» **What you are asked to do**
Filter the entries down to the lines holding "Start", then copy those lines.

» **Data in this exercise**

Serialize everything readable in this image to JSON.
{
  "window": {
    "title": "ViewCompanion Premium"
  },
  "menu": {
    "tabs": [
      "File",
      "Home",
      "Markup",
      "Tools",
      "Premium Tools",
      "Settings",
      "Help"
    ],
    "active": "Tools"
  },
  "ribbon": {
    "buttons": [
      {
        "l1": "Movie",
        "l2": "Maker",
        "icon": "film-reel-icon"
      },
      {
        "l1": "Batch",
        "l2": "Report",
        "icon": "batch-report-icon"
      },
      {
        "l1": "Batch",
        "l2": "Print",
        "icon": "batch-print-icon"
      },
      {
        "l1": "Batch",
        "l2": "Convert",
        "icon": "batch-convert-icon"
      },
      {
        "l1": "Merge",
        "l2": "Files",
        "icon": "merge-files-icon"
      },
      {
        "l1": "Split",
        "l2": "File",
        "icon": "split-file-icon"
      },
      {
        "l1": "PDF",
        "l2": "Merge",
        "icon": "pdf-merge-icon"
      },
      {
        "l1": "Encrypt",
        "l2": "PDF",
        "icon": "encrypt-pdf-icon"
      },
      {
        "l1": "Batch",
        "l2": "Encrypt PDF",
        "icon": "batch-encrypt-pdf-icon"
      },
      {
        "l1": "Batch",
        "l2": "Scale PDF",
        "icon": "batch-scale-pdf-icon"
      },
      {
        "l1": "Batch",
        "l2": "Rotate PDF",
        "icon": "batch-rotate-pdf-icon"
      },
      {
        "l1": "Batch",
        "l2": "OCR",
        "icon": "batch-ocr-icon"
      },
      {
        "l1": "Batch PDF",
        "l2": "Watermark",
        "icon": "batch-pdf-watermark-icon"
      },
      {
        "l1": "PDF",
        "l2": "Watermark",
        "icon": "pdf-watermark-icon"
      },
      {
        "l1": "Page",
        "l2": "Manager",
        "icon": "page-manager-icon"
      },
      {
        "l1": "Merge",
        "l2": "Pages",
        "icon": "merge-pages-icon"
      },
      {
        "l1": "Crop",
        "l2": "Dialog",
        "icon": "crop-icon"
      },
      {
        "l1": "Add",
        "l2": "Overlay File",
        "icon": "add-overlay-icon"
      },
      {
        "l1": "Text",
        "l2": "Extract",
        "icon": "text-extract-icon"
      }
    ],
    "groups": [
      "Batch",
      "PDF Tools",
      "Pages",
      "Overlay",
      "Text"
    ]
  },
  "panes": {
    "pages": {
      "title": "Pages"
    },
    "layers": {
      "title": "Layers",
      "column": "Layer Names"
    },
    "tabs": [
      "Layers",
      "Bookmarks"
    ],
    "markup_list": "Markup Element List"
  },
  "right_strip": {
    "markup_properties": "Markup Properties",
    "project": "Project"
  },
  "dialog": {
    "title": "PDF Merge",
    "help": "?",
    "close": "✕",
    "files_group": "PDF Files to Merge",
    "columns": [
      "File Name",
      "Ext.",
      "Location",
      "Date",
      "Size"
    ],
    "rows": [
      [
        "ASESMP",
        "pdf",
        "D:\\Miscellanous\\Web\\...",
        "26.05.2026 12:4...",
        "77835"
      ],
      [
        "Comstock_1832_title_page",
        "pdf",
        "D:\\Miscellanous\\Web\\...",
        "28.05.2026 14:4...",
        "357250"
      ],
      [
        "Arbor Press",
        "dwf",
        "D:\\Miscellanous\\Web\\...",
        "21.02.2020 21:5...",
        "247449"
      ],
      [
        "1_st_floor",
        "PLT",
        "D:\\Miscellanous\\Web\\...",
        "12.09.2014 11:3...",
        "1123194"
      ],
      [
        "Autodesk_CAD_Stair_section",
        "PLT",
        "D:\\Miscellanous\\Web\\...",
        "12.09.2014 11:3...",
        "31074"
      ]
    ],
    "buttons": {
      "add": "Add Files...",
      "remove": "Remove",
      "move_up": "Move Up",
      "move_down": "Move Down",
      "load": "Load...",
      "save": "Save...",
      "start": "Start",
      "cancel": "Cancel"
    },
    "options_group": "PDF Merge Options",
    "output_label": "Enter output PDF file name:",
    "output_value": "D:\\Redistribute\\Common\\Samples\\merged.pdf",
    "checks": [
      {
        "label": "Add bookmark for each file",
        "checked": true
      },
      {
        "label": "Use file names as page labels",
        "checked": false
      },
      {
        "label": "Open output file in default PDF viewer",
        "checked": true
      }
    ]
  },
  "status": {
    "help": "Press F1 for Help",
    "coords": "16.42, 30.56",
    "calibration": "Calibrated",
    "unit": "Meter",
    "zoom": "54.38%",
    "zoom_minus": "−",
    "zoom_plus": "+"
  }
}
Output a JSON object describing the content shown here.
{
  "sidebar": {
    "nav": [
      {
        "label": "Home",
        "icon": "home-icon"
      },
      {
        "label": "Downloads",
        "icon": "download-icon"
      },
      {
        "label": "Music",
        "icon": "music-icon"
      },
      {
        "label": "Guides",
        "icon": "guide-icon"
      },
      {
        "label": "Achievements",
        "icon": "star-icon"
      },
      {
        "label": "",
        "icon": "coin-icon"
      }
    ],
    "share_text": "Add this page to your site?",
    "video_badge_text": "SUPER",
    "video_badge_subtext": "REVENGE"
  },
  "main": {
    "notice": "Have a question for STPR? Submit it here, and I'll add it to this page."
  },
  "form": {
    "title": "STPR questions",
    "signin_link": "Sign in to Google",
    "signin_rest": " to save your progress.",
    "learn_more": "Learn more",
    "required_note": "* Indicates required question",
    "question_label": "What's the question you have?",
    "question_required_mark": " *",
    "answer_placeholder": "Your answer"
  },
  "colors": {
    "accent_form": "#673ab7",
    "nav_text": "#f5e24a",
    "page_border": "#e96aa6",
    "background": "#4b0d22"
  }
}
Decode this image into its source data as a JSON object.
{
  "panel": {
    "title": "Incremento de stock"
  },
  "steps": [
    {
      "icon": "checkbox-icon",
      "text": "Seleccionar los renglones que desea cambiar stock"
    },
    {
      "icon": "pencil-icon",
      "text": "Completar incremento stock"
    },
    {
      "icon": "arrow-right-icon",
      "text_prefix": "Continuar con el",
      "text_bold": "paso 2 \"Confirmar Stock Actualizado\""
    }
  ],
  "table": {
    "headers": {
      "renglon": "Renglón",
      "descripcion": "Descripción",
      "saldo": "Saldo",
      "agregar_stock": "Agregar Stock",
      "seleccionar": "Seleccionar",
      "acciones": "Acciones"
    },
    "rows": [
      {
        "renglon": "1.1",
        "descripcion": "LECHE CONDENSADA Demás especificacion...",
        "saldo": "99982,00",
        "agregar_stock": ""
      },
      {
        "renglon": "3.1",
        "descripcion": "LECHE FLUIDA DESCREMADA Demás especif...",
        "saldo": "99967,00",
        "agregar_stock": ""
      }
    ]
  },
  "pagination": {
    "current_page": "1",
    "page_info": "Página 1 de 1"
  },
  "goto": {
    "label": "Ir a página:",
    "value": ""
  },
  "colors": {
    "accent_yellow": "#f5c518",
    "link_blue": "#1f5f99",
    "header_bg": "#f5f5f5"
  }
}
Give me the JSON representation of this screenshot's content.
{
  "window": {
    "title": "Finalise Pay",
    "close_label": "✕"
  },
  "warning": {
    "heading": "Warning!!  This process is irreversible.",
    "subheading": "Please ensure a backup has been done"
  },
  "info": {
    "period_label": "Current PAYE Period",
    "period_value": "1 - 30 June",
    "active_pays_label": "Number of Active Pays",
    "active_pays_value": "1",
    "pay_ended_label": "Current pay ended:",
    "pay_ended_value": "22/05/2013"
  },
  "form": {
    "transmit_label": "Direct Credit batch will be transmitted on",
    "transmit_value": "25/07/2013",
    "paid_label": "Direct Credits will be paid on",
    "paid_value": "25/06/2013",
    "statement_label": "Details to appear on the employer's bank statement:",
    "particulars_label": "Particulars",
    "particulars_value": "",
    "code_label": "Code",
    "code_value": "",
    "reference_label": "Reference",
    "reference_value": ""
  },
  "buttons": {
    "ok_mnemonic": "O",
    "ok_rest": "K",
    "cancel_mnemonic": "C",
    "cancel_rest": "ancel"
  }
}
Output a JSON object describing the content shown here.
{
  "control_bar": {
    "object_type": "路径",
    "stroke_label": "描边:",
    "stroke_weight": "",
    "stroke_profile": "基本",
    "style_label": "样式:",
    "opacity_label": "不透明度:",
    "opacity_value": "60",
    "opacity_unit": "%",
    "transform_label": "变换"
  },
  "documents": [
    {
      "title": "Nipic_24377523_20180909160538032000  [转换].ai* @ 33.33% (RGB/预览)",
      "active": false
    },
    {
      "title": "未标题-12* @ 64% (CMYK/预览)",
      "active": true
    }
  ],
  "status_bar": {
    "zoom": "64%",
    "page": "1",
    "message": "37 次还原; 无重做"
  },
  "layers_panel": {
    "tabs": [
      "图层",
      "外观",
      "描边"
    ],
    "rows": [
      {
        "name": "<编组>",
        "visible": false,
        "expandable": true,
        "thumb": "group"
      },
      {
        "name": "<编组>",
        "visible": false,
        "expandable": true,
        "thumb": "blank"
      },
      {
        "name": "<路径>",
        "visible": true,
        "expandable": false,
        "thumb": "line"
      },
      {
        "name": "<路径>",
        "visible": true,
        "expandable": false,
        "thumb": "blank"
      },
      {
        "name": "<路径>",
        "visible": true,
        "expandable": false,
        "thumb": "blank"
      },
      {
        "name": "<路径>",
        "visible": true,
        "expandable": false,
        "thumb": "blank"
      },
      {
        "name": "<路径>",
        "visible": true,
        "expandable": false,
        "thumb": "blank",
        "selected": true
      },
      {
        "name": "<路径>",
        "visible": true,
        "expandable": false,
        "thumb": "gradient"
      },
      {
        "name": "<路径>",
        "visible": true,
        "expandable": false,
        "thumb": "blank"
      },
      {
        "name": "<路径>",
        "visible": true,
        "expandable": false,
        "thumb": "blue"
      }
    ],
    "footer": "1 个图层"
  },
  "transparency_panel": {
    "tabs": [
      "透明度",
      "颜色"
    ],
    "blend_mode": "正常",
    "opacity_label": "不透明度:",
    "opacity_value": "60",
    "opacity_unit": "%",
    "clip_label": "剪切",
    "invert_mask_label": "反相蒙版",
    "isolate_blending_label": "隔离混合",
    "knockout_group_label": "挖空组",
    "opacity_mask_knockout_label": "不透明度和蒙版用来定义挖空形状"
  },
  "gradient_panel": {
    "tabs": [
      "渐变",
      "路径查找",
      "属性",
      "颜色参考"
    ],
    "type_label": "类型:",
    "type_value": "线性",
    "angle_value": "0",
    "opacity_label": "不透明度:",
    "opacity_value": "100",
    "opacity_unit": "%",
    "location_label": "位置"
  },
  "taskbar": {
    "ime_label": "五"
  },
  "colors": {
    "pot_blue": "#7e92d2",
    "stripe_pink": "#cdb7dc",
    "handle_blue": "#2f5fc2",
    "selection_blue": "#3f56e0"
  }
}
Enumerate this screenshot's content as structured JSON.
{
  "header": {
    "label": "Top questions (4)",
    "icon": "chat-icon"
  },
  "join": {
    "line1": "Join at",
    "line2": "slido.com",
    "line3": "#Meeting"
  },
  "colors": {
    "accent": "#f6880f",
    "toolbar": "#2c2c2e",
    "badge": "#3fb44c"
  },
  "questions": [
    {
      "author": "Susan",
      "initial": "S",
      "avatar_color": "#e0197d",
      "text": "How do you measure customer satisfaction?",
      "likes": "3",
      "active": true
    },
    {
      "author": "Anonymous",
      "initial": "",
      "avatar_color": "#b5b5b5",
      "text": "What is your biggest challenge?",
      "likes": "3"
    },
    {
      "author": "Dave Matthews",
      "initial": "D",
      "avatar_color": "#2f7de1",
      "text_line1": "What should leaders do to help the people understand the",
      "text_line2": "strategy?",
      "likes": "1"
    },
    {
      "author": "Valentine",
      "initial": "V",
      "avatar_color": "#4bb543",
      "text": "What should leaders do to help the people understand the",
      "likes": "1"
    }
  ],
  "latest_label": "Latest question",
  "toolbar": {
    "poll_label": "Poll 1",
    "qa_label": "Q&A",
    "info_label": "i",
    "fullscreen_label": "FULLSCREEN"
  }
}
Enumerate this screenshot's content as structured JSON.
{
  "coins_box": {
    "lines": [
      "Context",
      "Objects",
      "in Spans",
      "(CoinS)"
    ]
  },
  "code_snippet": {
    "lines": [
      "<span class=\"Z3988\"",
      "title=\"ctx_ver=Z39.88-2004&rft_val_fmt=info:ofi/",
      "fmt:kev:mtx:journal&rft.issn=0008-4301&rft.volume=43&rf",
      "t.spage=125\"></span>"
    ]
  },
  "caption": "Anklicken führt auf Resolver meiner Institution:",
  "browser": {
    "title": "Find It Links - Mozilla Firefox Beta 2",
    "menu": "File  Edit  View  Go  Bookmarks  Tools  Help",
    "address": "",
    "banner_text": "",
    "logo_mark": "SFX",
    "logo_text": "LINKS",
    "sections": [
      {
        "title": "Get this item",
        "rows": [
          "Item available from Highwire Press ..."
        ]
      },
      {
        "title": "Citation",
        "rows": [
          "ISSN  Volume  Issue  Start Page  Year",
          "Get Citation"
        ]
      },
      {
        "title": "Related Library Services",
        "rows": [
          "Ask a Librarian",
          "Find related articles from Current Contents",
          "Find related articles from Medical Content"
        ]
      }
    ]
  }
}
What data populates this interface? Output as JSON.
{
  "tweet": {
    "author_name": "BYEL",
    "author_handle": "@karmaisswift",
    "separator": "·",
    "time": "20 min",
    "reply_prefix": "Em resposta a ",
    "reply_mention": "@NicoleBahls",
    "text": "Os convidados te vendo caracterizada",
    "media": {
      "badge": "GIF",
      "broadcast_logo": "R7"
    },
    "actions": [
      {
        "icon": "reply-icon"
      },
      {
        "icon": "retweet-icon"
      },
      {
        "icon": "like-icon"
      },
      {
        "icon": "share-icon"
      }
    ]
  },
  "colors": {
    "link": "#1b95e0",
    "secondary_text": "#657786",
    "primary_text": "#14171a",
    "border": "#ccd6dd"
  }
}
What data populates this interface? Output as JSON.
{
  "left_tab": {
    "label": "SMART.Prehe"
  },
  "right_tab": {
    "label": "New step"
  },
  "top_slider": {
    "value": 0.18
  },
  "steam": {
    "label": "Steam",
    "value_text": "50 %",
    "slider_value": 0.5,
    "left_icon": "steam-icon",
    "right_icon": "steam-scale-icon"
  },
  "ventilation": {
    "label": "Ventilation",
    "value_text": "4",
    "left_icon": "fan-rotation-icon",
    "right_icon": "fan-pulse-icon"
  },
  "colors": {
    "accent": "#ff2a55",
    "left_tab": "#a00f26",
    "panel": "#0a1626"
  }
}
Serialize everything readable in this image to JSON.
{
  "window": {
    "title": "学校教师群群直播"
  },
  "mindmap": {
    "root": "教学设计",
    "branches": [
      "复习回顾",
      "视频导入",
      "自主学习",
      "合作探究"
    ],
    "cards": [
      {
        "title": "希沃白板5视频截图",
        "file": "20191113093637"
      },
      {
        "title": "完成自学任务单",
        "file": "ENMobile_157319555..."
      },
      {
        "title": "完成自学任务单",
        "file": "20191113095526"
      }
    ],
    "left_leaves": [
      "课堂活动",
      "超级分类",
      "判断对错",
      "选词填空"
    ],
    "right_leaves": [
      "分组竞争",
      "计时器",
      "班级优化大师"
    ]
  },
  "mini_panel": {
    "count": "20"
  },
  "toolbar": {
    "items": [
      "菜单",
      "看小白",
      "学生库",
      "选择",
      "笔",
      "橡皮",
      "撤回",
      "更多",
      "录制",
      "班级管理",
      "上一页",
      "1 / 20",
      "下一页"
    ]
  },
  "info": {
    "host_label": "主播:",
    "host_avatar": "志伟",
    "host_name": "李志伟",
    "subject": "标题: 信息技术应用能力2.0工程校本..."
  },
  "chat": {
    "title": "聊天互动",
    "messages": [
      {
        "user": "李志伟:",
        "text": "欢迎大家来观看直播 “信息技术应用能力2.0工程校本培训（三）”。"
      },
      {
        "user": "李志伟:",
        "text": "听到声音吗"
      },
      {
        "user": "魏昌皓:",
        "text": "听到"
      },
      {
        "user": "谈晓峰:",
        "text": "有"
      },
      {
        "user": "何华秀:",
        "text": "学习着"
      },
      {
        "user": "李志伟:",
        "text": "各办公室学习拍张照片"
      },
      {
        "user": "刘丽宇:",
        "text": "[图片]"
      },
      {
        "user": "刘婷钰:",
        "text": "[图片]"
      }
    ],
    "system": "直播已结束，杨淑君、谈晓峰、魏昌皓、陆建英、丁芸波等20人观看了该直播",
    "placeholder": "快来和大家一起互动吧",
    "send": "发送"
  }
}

» **Completed task**
      "start": "Start",
          "ISSN  Volume  Issue  Start Page  Year",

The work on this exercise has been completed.